Off-List: Soylent Green
The second off-List movie of 1973 is “Soylent Green” and again we are in the science fiction genre. A few years ago I started a little sci-fi movie project with my wife. It is now defunct, but one of the movies I was looking forward to watch on that list was “Soylent Green”. It sounded interesting and I had never even heard about this movie.
“Soylent Green” is a dystopian detective story, 9 years before “Blade Runner”, set to take place in New York 2022. That is, next year! In this version of 2022 humankind has gone into a Malthusian death spiral. Wild population growth has used up all natural resources and destroyed the ecosystem until the only thing left is people. It is everybody for themselves and nothing works, except perhaps the police.

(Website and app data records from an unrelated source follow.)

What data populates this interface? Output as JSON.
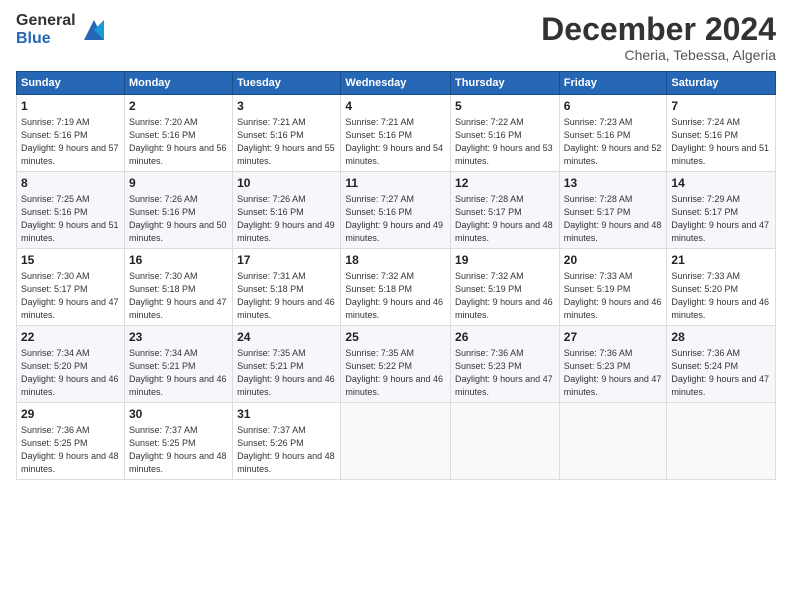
{
  "logo": {
    "general": "General",
    "blue": "Blue"
  },
  "header": {
    "month": "December 2024",
    "location": "Cheria, Tebessa, Algeria"
  },
  "weekdays": [
    "Sunday",
    "Monday",
    "Tuesday",
    "Wednesday",
    "Thursday",
    "Friday",
    "Saturday"
  ],
  "weeks": [
    [
      {
        "day": "1",
        "sunrise": "7:19 AM",
        "sunset": "5:16 PM",
        "daylight": "9 hours and 57 minutes."
      },
      {
        "day": "2",
        "sunrise": "7:20 AM",
        "sunset": "5:16 PM",
        "daylight": "9 hours and 56 minutes."
      },
      {
        "day": "3",
        "sunrise": "7:21 AM",
        "sunset": "5:16 PM",
        "daylight": "9 hours and 55 minutes."
      },
      {
        "day": "4",
        "sunrise": "7:21 AM",
        "sunset": "5:16 PM",
        "daylight": "9 hours and 54 minutes."
      },
      {
        "day": "5",
        "sunrise": "7:22 AM",
        "sunset": "5:16 PM",
        "daylight": "9 hours and 53 minutes."
      },
      {
        "day": "6",
        "sunrise": "7:23 AM",
        "sunset": "5:16 PM",
        "daylight": "9 hours and 52 minutes."
      },
      {
        "day": "7",
        "sunrise": "7:24 AM",
        "sunset": "5:16 PM",
        "daylight": "9 hours and 51 minutes."
      }
    ],
    [
      {
        "day": "8",
        "sunrise": "7:25 AM",
        "sunset": "5:16 PM",
        "daylight": "9 hours and 51 minutes."
      },
      {
        "day": "9",
        "sunrise": "7:26 AM",
        "sunset": "5:16 PM",
        "daylight": "9 hours and 50 minutes."
      },
      {
        "day": "10",
        "sunrise": "7:26 AM",
        "sunset": "5:16 PM",
        "daylight": "9 hours and 49 minutes."
      },
      {
        "day": "11",
        "sunrise": "7:27 AM",
        "sunset": "5:16 PM",
        "daylight": "9 hours and 49 minutes."
      },
      {
        "day": "12",
        "sunrise": "7:28 AM",
        "sunset": "5:17 PM",
        "daylight": "9 hours and 48 minutes."
      },
      {
        "day": "13",
        "sunrise": "7:28 AM",
        "sunset": "5:17 PM",
        "daylight": "9 hours and 48 minutes."
      },
      {
        "day": "14",
        "sunrise": "7:29 AM",
        "sunset": "5:17 PM",
        "daylight": "9 hours and 47 minutes."
      }
    ],
    [
      {
        "day": "15",
        "sunrise": "7:30 AM",
        "sunset": "5:17 PM",
        "daylight": "9 hours and 47 minutes."
      },
      {
        "day": "16",
        "sunrise": "7:30 AM",
        "sunset": "5:18 PM",
        "daylight": "9 hours and 47 minutes."
      },
      {
        "day": "17",
        "sunrise": "7:31 AM",
        "sunset": "5:18 PM",
        "daylight": "9 hours and 46 minutes."
      },
      {
        "day": "18",
        "sunrise": "7:32 AM",
        "sunset": "5:18 PM",
        "daylight": "9 hours and 46 minutes."
      },
      {
        "day": "19",
        "sunrise": "7:32 AM",
        "sunset": "5:19 PM",
        "daylight": "9 hours and 46 minutes."
      },
      {
        "day": "20",
        "sunrise": "7:33 AM",
        "sunset": "5:19 PM",
        "daylight": "9 hours and 46 minutes."
      },
      {
        "day": "21",
        "sunrise": "7:33 AM",
        "sunset": "5:20 PM",
        "daylight": "9 hours and 46 minutes."
      }
    ],
    [
      {
        "day": "22",
        "sunrise": "7:34 AM",
        "sunset": "5:20 PM",
        "daylight": "9 hours and 46 minutes."
      },
      {
        "day": "23",
        "sunrise": "7:34 AM",
        "sunset": "5:21 PM",
        "daylight": "9 hours and 46 minutes."
      },
      {
        "day": "24",
        "sunrise": "7:35 AM",
        "sunset": "5:21 PM",
        "daylight": "9 hours and 46 minutes."
      },
      {
        "day": "25",
        "sunrise": "7:35 AM",
        "sunset": "5:22 PM",
        "daylight": "9 hours and 46 minutes."
      },
      {
        "day": "26",
        "sunrise": "7:36 AM",
        "sunset": "5:23 PM",
        "daylight": "9 hours and 47 minutes."
      },
      {
        "day": "27",
        "sunrise": "7:36 AM",
        "sunset": "5:23 PM",
        "daylight": "9 hours and 47 minutes."
      },
      {
        "day": "28",
        "sunrise": "7:36 AM",
        "sunset": "5:24 PM",
        "daylight": "9 hours and 47 minutes."
      }
    ],
    [
      {
        "day": "29",
        "sunrise": "7:36 AM",
        "sunset": "5:25 PM",
        "daylight": "9 hours and 48 minutes."
      },
      {
        "day": "30",
        "sunrise": "7:37 AM",
        "sunset": "5:25 PM",
        "daylight": "9 hours and 48 minutes."
      },
      {
        "day": "31",
        "sunrise": "7:37 AM",
        "sunset": "5:26 PM",
        "daylight": "9 hours and 48 minutes."
      },
      null,
      null,
      null,
      null
    ]
  ],
  "labels": {
    "sunrise": "Sunrise:",
    "sunset": "Sunset:",
    "daylight": "Daylight:"
  }
}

In this environment we meet Frank Thorn (Charlton Heston), a police detective, and his “Book” (researcher) Sol Roth (Edward G. Robinson). Thorn is investigating the murder of a rich fellow, Simonson, who lived in the fenced off exclusive part of town with his concubine, here called “furniture”, Shirl (Leigh Taylor-Young). Simonson was a board member of Soylent Industries who supply food for the mass of humanity in the form of nutrient wafers “Soylent Red” “Soylent Yellow” and “Soylent Green”. As Thorn gets deeper into this case he finds out things he probably wished he had never known.
There are a lot of similarities to “Blade Runner” here, but “Soylent Green” never does manage to hit the nerve “Blade Runner” touched. For one, the dystopian world, scary as it is, is not anywhere as convincing and thought through as “Blade Runners”. Although some of the things, the greenhouse effect, the reduced biodiversity, the depletion of resource, are no longer science fiction. “Blade Runner” had a melancholy darkness that held a lot of fascination, even appeal. In “Soylent Green” the world is just plain disgusting.
Another difference is that where Harrison Ford was a perfect cast, Charlton Heston was a terrible one. He is totally unconvincing and somehow strikes me more like a Douglas Fairbanks thrown into movie, except Fairbanks would have been a lot more fun. Somebody ought to have told him this is not “Ben Hur”.
But then on the other hand we get to see Edward G. Robinson in what turned out to be his last movie, and that was pure bliss. It is actually worth the admission just to enjoy the great Robinson. As a bonus we also get Joseph Cotten in a small, but important role as the murder victim, Simonson. Too little though to get much fun out of it.
When “Soylent Green” is best it is examining the horror of a hyper Malthusian age, taking that scenario into the most extreme and showing the degradation of people when there are too many of them and their lives are cheap. When it is worst, we get a not well enough thought through detective story with Charlton Heston as the knight in shining armor. That story has way too many holes and loose ends. We never even find out why Simonson dies and Thorn’s discovery in the end has only very thin ties to the murder case. Ugh.
There are things to enjoy in “Soylent Green” and I would not be surprised to see a remake at some point, but it was not a winner for me.
Oh, and by the way, if anybody offers you a piece of Soylent Green, just pass.